No, actually, say you're the best.
You went to school for whatever it was, graduated top of your class, know your field inside and out, and are so good at what you do you know who your competition is and they number no more than three.
That's how good you are.
Now you try to go into your field and you find out, despite how good you are, you run into various obstacles. Inept bosses, drama-politicking co-workers, duties that are beneath your ability, corruption, or a constant ramming of heads with management. None of these things have anything to do with your ability or skill, but they do have a direct effect on your performance and career.
Now say you think that job is a one time fluke and you find another one. But sure enough you start to run into the exact same problems. Old fart bosses who can't do Excel, management that turns a blind eye to either huge opportunities or devastating threats. Co-workers that don't carry their weight or, worse, purposely sabotage you at every corner. You really aren't doing anything wrong, there's no reason for these roadblocks, it's just that you keep running into incompetent, braindead turkeys that won't let you soar at your eagle capacity.
You try and try again, but it's the same thing at job after job again. Mundane duties, never allowed to achieve your best, petty politics and moron managers, constantly ramming heads...
Well son, you unfortunately suffer from the Mel Gibson Career Paradox.
You see, you may be the best in your field. You may be able to see with 20/20 vision what others can't or won't. You may be 100% right in everything you do and observe and would indeed make the best CEO in that industry, but alas, there is something about you that makes you completely incompatible with the industry. It's nothing bad or good, you just have some trait, some characteristic that makes success in that industry an impossibility.
In the case of Mel Gibson and thus the paradox, Mel Gibson is an incredibly talented actor. He is also an incredibly talented director/producer making one of the few billion dollar grossing film. He is hands down one of the best in his field, alas his personality and alcohol-induced rants are traits that just do not abide with the leftist Hollywood powers that rule the movie industry. Forget that he's talented. Forget he can bring in billions. And forget that many in Hollywood are bigots, racists, and anti-American themselves. He just doesn't jibe with the industry.

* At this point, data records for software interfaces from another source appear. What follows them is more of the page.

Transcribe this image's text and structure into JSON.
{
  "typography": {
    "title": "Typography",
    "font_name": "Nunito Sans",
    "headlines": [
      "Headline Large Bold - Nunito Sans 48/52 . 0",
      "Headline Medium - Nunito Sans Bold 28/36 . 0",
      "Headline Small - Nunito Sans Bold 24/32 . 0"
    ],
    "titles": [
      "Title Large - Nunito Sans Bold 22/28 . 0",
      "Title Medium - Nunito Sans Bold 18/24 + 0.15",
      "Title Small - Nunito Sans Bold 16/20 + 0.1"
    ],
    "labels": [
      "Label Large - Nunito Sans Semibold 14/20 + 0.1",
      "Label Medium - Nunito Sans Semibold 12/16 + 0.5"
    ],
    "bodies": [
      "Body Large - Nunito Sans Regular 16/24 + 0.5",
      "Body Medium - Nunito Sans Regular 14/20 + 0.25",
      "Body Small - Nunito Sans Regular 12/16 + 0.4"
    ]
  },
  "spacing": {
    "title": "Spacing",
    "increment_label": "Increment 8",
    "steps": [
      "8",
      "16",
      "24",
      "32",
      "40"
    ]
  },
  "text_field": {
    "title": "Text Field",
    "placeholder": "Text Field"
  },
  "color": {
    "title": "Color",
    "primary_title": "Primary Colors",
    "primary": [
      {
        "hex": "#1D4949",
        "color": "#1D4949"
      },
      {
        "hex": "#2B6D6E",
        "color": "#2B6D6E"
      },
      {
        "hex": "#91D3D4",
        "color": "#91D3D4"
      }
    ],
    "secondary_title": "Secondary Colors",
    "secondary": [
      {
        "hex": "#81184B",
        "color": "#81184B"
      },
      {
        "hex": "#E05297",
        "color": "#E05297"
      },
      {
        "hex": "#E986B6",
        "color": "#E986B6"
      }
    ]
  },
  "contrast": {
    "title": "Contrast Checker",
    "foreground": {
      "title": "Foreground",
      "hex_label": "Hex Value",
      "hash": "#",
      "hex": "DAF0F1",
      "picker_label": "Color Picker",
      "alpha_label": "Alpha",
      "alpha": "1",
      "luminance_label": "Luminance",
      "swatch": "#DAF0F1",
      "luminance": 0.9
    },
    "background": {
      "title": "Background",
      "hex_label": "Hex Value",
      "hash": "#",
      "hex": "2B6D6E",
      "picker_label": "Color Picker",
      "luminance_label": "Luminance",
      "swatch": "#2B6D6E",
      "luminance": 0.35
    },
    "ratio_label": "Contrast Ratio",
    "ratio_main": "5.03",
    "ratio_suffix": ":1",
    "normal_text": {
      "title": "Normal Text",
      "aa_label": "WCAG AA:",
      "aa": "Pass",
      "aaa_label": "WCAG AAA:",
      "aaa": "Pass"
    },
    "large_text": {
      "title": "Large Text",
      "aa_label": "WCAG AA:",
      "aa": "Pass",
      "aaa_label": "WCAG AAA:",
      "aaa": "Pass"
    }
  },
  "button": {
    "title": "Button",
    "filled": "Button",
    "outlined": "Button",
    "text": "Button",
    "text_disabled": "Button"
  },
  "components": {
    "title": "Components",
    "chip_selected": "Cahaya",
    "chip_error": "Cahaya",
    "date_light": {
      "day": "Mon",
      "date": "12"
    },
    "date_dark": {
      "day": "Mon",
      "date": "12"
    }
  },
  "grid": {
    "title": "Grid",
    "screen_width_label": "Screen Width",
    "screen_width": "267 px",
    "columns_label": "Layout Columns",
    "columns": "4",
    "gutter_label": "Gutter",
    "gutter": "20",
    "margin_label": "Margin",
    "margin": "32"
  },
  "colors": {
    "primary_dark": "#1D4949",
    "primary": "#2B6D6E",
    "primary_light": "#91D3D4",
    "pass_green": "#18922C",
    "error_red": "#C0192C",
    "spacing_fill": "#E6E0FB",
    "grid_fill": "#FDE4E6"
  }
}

Same thing with Peter Schiff, Robert Shiller, and dare I throw myself into the mix. It was as clear as day to us that the housing market was hyper inflated and bad loans were being made. Had the government and/or the banking industry merely listened to any one of us, the Great Recession would have never happened. Alas, where are the three of us now? I cannot speak personally to Peter Schiff or Dr. Shiller, but I'd imagine much like me, they rammed heads with management in their early career days and never made much head way in the financial services industry. However, there is no doubt that we are "top men" in our respective industries. Still be it our personalities, the way we walk, or the fact our intelligence scares the piss out of inept and corrupt banking executives, none of us had successful careers in the finance industry. We just had that "trait" that made it mutually exclusive. And thus the lesson to all of you.
Understand that while you may be the best in your field, AND you may be 100% right, various sectors, segments, and industries of society have become so corrupt or so infiltrated with different groups of people, that qualities and traits you have, that have nothing to do with you ability, skill, or the profession, will make it impossible for you to work in those fields. And whereas in the past this may have meant your skin color, your religion, or your ethnicity, today it can be things as innocuous and petty as "you're too moral," "you're too smart," "you know too much," "you're not corruptible," "you just don't play ball well," "you lack the ability to kiss ass," "you don't dress right," etc. etc. etc. But while this may be "unjust" or "not right," it is what it is. You may be the best, but that is irrelevant. The system and you are not compatible. You need to find a new career.
Sadly this means many of you will have to give up your dream job or dream career. You may really want to become a cop, but the police department doesn't want you to. You may really want to become an accountant, but the CPA firm won't let you. And you may want to be a nurse, but the medical industry steadfastly refuses you. The key thing is to realize that it was never possible in the first place. Your dream job was never to become a cop or an accountant or a nurse, because it was never feasible. The biggest risk, however, is letting your excellence in the field force you to waste your time pursuing something that is not possible. Ergo, even if you are the best, if your career is not flowing the way it should, and constantly has bumps in the road, it is time to give up your infeasible passion and find a feasible one.